● **EXERCISE DETAILS**: Go through the entries below and copy each line that holds the word "image".
*-*-*
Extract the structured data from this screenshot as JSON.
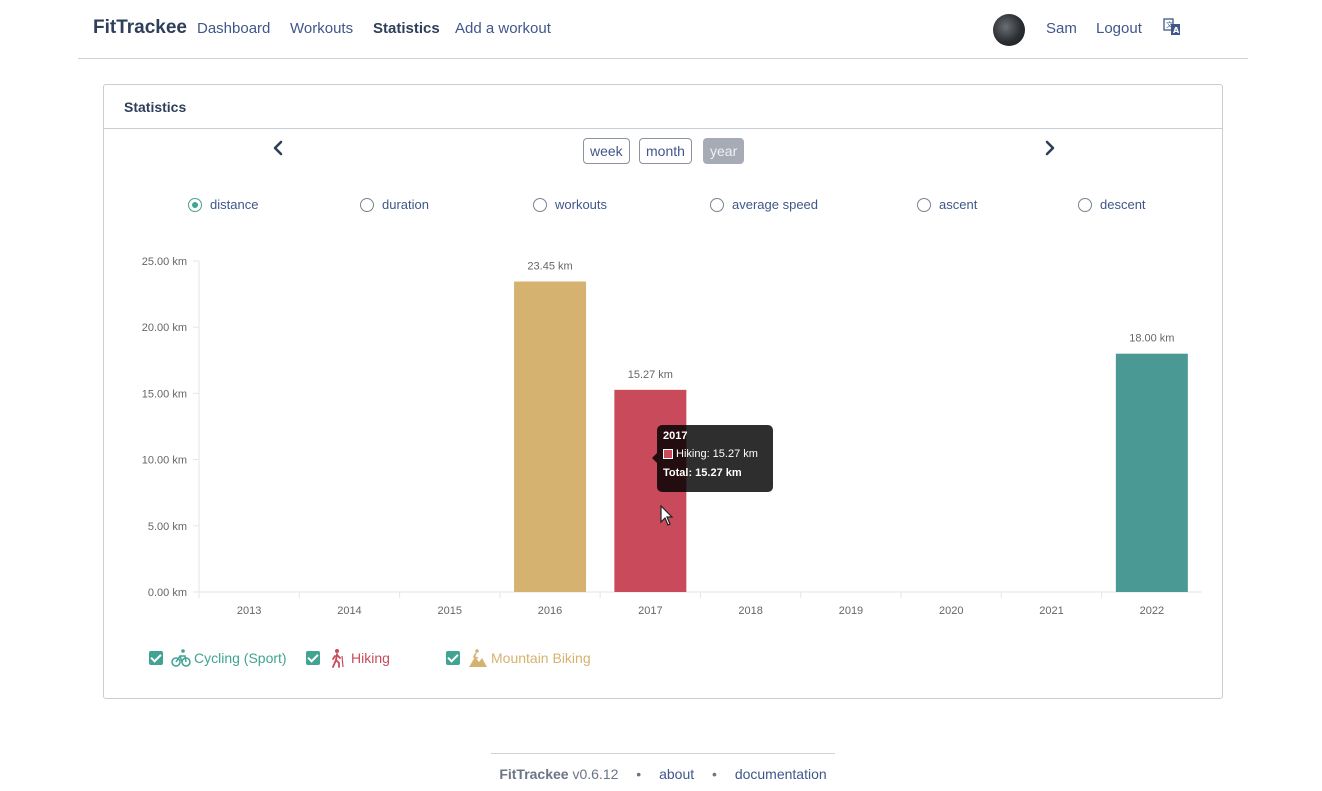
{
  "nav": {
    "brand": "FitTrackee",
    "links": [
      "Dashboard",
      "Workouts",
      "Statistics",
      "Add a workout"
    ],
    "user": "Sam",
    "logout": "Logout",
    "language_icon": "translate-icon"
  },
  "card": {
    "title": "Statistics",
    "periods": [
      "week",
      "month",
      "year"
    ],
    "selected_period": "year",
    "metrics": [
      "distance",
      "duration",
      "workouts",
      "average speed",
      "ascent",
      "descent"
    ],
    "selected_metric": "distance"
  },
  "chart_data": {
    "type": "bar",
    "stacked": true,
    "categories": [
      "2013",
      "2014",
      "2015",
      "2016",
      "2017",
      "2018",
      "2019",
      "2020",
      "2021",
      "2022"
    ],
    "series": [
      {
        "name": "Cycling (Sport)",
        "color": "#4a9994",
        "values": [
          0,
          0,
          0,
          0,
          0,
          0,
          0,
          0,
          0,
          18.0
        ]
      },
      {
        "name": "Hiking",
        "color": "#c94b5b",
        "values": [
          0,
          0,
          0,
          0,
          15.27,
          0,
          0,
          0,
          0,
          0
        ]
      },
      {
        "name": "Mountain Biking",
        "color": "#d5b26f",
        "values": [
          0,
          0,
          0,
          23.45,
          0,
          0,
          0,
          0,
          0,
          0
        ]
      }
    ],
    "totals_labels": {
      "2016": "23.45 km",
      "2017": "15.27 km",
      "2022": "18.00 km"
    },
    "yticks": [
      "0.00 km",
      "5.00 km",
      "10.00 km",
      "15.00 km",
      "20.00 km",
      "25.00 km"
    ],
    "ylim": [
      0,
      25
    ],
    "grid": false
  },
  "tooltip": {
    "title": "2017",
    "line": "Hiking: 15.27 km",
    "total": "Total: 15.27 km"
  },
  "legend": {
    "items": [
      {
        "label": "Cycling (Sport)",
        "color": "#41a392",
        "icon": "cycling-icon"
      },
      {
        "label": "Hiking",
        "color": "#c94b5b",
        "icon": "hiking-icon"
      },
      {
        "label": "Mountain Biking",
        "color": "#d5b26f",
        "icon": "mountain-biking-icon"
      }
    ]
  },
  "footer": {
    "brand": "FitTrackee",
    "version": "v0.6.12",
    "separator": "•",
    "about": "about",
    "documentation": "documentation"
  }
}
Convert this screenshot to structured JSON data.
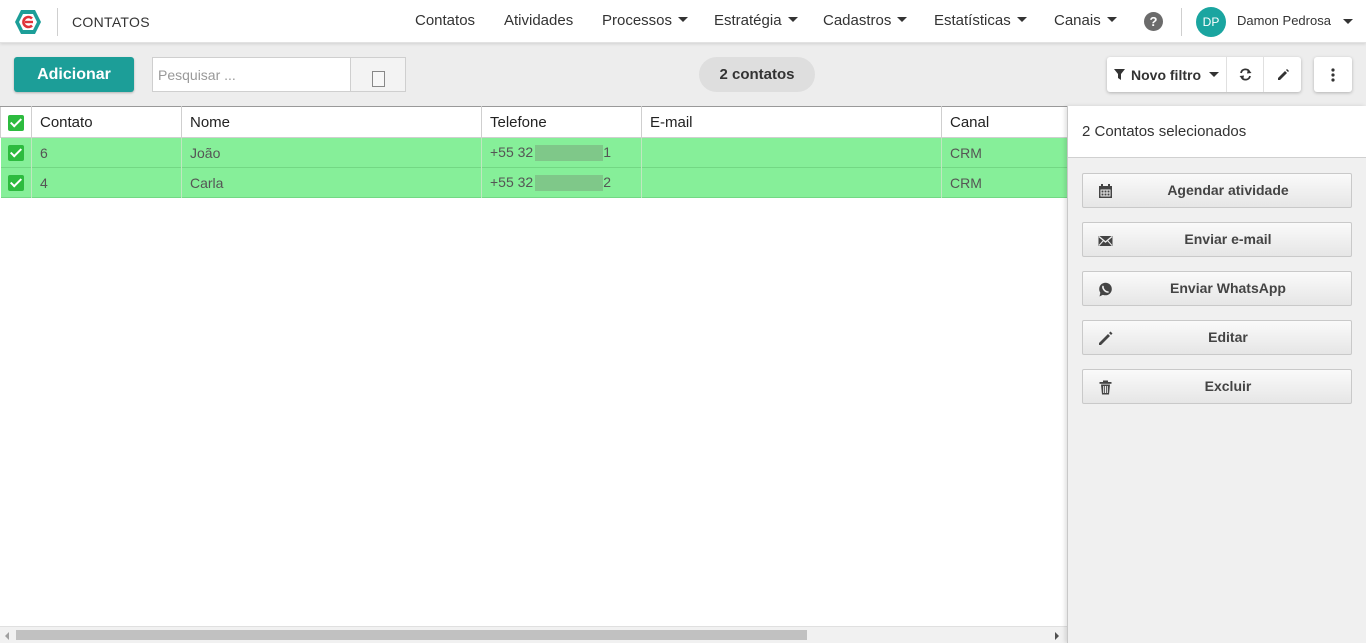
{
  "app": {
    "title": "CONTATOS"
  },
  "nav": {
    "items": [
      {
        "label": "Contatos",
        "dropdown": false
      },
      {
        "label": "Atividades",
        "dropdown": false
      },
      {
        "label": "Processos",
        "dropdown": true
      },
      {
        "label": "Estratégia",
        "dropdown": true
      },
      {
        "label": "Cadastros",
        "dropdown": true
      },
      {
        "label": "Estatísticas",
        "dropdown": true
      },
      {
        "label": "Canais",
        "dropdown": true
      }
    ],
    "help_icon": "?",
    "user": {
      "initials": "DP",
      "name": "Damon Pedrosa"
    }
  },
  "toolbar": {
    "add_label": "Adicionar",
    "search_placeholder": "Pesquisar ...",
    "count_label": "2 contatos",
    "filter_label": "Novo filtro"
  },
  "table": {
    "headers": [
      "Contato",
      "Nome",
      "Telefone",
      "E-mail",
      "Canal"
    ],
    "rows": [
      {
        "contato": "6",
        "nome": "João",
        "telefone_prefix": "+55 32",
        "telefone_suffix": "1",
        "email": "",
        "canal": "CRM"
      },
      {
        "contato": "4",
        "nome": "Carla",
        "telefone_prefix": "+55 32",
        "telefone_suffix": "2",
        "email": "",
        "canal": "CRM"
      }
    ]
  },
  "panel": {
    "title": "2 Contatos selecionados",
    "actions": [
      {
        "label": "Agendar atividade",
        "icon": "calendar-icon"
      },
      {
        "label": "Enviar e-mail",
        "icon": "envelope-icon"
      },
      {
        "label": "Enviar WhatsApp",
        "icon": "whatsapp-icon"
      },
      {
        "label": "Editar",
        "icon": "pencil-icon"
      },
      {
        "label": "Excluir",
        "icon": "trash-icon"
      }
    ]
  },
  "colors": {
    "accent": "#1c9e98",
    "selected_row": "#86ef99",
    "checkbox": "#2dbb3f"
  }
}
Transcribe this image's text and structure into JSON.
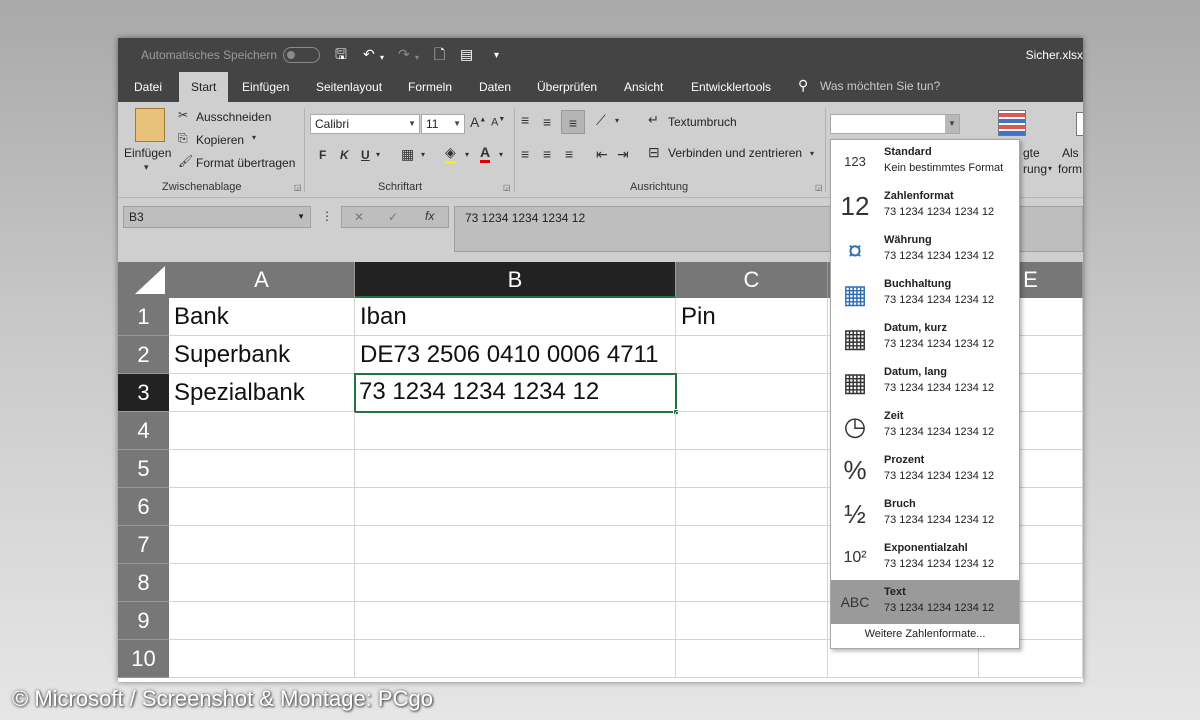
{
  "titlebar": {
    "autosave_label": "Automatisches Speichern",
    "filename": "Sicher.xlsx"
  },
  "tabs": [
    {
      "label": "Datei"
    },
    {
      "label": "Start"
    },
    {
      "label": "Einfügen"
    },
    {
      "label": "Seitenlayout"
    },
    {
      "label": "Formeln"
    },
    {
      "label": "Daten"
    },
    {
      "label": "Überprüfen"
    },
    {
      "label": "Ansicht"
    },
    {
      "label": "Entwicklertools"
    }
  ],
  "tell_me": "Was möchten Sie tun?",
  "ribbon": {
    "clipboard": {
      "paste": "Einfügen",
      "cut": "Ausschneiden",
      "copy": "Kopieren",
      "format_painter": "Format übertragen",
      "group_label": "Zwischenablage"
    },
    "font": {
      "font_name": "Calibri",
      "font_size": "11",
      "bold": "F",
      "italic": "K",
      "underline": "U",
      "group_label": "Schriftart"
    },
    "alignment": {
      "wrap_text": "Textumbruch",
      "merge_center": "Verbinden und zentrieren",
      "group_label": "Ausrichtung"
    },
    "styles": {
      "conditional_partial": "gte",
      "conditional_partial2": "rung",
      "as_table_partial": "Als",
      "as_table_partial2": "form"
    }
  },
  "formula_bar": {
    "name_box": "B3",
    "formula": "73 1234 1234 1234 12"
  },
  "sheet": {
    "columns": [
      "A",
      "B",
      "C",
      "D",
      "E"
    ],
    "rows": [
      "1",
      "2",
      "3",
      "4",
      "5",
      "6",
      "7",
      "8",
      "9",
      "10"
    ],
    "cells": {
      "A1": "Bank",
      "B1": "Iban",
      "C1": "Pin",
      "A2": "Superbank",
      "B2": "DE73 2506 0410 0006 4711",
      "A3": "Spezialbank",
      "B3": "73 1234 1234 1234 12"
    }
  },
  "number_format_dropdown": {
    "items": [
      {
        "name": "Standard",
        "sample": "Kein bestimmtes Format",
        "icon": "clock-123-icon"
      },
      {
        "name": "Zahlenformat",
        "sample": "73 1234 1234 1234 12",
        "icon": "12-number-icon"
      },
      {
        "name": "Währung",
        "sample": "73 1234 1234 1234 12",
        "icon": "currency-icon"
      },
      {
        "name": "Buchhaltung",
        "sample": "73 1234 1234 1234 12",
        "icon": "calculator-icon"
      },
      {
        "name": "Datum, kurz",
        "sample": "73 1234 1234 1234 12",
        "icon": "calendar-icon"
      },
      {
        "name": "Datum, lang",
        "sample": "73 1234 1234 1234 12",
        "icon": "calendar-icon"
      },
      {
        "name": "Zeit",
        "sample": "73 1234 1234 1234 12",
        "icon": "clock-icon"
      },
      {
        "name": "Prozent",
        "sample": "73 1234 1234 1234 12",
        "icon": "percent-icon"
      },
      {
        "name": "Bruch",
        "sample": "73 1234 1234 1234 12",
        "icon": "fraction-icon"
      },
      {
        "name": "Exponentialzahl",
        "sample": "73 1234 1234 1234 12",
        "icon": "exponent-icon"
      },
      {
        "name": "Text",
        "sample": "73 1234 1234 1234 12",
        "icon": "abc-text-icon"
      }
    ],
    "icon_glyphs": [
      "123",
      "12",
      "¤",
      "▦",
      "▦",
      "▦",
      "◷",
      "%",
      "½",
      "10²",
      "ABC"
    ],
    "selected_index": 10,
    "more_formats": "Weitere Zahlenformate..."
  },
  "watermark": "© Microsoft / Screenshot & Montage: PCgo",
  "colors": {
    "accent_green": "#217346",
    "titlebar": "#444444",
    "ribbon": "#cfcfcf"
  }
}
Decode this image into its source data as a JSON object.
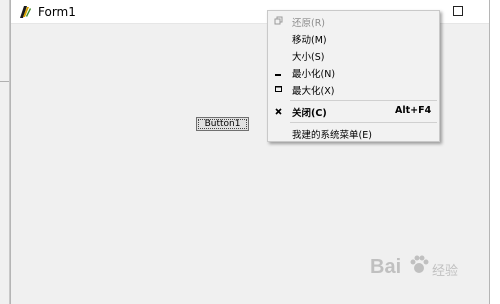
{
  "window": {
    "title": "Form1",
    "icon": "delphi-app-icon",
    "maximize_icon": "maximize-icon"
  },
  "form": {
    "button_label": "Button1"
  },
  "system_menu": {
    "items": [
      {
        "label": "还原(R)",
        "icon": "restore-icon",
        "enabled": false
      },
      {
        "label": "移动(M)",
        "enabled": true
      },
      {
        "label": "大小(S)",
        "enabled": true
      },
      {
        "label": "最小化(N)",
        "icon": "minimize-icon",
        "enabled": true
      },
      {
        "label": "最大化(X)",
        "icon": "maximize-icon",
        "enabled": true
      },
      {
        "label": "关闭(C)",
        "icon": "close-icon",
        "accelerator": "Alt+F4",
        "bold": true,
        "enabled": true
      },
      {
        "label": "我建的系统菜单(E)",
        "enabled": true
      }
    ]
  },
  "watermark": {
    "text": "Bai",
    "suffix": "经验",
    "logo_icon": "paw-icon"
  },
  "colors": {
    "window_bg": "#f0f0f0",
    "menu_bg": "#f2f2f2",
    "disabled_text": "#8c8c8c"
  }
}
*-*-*
● **WORKED SOLUTION**:
Transcribe this image's text and structure into JSON.
Decode this image into its source data as a JSON object.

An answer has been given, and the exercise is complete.